Bay Area dogs are part of the family. We include them in family outings, take them on vacation (or make sure they have posh vacation spots of their own if we can’t), and spoon with them at night. Like human children, we make sure our dogs have the best possible educations.
It’s not at all uncommon for parents of new dogs to spend hours comparing schools and instructors, and to pay trainers for private “tutoring.” And nannies, in the form of dog walkers and doggie daycares, are probably used more widely here for dogs than for kids.
The Bay Area is also a hotbed of holistic health therapies for humans, from acupuncture to yoga and every alphabetical treatment in between.
Add all these things up and it’s not surprising that Bay Area dog guardians are seeking alternative wellness services for their furry children. Regimens such as massage, hydrotherapy, Chinese herbs, acupressure, acupuncture, and even Reiki are now available to local dogs through the efforts of very well trained and educated practitioners who are opening their doors to a flood of clients — yes, even in this economy.
Take The Rex Center in Pacifica, for example. The facility offers low-impact exercise and recovery options for dogs suffering injury or in the post-surgical phase, dogs who are older or overweight, and dogs with boundless energy who just want to have fun. Owner Cathy Chen-Rennie provides traditional massage as well as warm water massage and assisted swimming. “Water exercise and massage are perfect for dogs who are otherwise unable to exercise safely due to injury, arthritis, age, or obesity. The water provides support and, when done properly, the dogs love it.”
In addition, many owners and trainers involved in dog sports are bringing their dogs in for swimming exercise sessions as part of the Rex Center’s Swim Club — think doggie Soccer Moms, except you get to stand inside where it’s warm and nobody whines for ice cream on the way home.
Warm water massage for dogs,? Assisted swimming? Isn’t it all a bit too much? As it turns out, there are mounds of articles on the beneficial effects of these therapies, and carrying them out requires extensive training and certification. Chen-Rennie is certified in Canine Therapeutic and Sports Massage by Rocky Mountain School of Animal Acupressure and Massage and is a graduate of the La Paw Spa Canine Hydrotherapy Program. She brings similarly qualified practitioners onboard at The Rex Center to offer acupressure, Reiki, and nutritional counseling.
Heather Sanders, recently named one of the Bay Area’s best alternative medicine providers in Bay Woof’s 2009 Beast of the Bay Awards, makes client house calls when not at The Rex Center. A small animal acupressure practitioner, Sanders has over 500 hours of training, and she assisted in the development of the national certification exam. She is also well studied in canine nutrition and the use of western herbs for dogs.
Sanders talks eloquently of both the scientific and more esoteric aspects of these regimens. Her background is in oncology drug development, but when she found that her own sick dog did not respond to Western treatments, she sought out Eastern alternatives. “Care for animals,” she says, “follows much the same direction as for humans. In the Bay Area we are very receptive to alternative services for ourselves. Many of us have dogs in lieu of children, so it’s natural that we’d also lead this evolution in pet care.”
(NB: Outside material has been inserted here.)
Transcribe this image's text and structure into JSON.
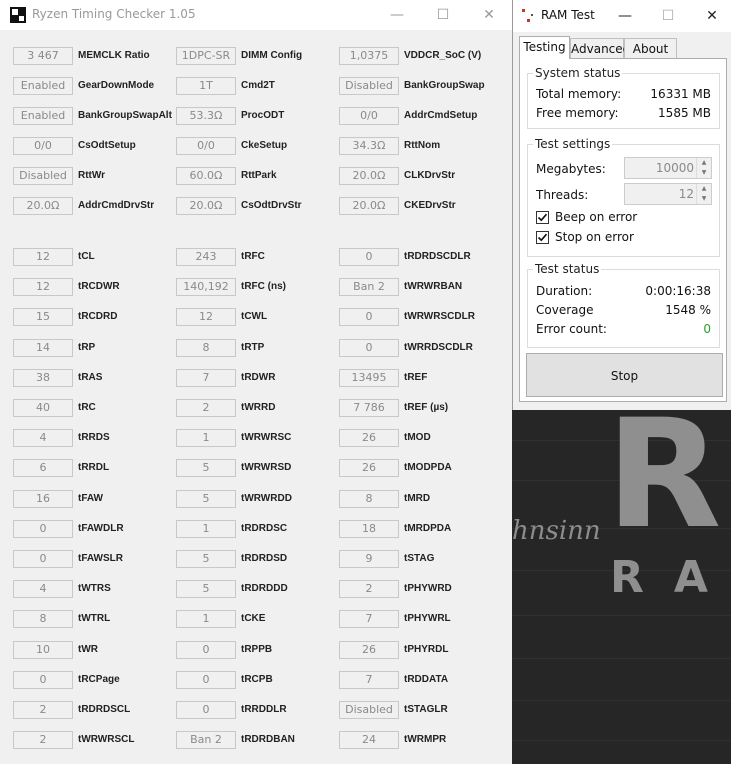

Kathleen Prasad trains certified Reiki practitioners to work with animals and offers classes and workshops for owners wanting something they can do for their dogs at home. A Japanese healing treatment that involves energy work through a gentle laying on of hands and focusing of intent, Reiki has become very popular among people looking for alternative healing and stress reduction techniques. It’s now also finding its way into the dog world through applications in shelter, rescue, sanctuary, and even zoo environments, as well as its availability for family pets.
Are such treatments right for your Fido? The practitioners quoted here are quick to point out that their services are not intended to replace standard veterinary care. Rather, as Prasad says, they are “a piece of the puzzle” of maintaining good health.
So if your dog is arthritic or overweight, suffers from an injury, has had or will soon be having surgery, struggles with allergies, overdoes it during play or sports, or you simply want to enhance his quality of life, talk to your vet first and then consider the wide variety of holistic therapies available to Bay Area pooches.